Book Review: Russian Winter

Posted in Book Reviews at 9:42 pm by Tamara

Title: Russian Winter

Author: Daphne Kalotay

Genre: Fiction

Star Verdict: **** (out of 5)

When Drew Brooks is assigned to manage the auction of elderly Nina Revskaya’s jewelry collection, she is sure the jewels must hold stories of the woman’s past as a prima ballerina in Soviet Russia.  Nina wants to be rid of both the jewels and the memories, but finds herself flooded with recollections of the life she and her poet husband, their composer friend, and her fellow ballerinas lived under Stalin’s oppression.  Russian history professor Grigori has an amber pendant and a love letter that he believes are clues to his unknown family history, a history he believes includes Nina.  When Nina refuses to see him, he decides to end his search for his past and donate the pendant to the auction, but Drew promises to try to help him discover its history.  Nina, however, has no desire to reveal the secrets that Drew and Grigori are trying to uncover.

I was drawn to this book because of my fascination with all things Russian; plus, what girly girl could resist the combination of ballet, jewelry, and history?  This was a beautifully written book with a great deal of atmosphere and texture.  The portrayal of life in Russia post WWII was fascinating and tragic, and I enjoyed the details of the life of a star ballerina in the famous Bolshoi ballet troupe.  The novel explores the exploitation and suppression of art and beauty under communism, as well as the sad personal results of mistrust, miscommunication, and jealously in the characters’ lives.

Negative Elements: This is a secular book, and I did not always agree with the author or characters’ moral standard.  There is one sex scene that is not quite graphic but pushed the limit.

May 12, 2011

Book Reviews

Posted in Book Reviews at 4:46 pm by Tamara

I am determined to write book reviews this year.  I don’t usually post reviews, mostly because so much of what I read ends up being unremarkable.  Why is it so hard to find good books?  But, since I’m always looking for books to read, I LOVE it when I stumble on other friends’ book reviews and recommendations, so it seems unfair to request reviews if I don’t write them myself!
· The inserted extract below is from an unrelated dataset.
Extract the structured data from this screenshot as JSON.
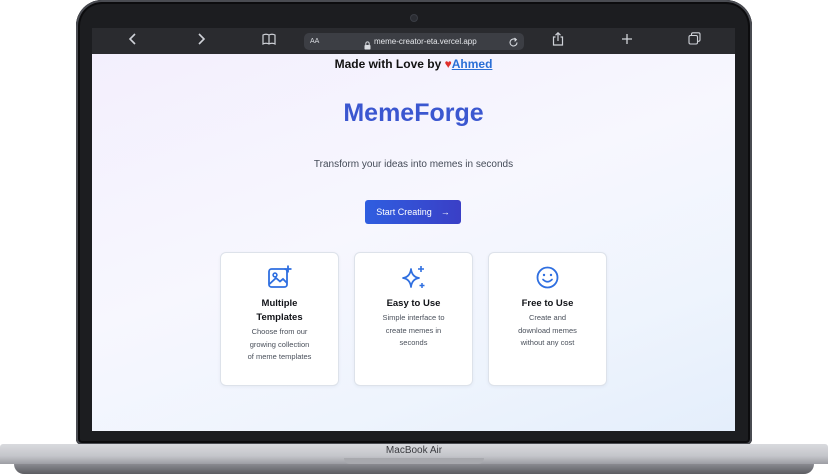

I haven’t set a reading goal number-wise this year, mostly because I don’t have any idea what life with a new baby will be like!  I’m actually only a little behind where I was at last year at this time, though, so maybe I can beat last year’s goal after all.  I’d like to keep up with a book a week, but we’ll see.

One thing I am determined to do this year is find some good Christian fiction, even if that means slogging through stacks of books I end up not liking.  I also haven’t really chosen a non-fiction topic to focus on (a few years ago it was Islam, then refugees, etc).  I almost always have a few Christian books going, as well as textbooks, but I like to have a current events or history topic to focus on, too, and I haven’t really settled on anything.  Guess I need to go in to work and browse!

But anyway, while I’m feeling rather rudderless as to a reading plan, I’m still reading, and I am going to TRY to post reviews.  And if you have any book recommendations, PLEASE pass them my way!

Next page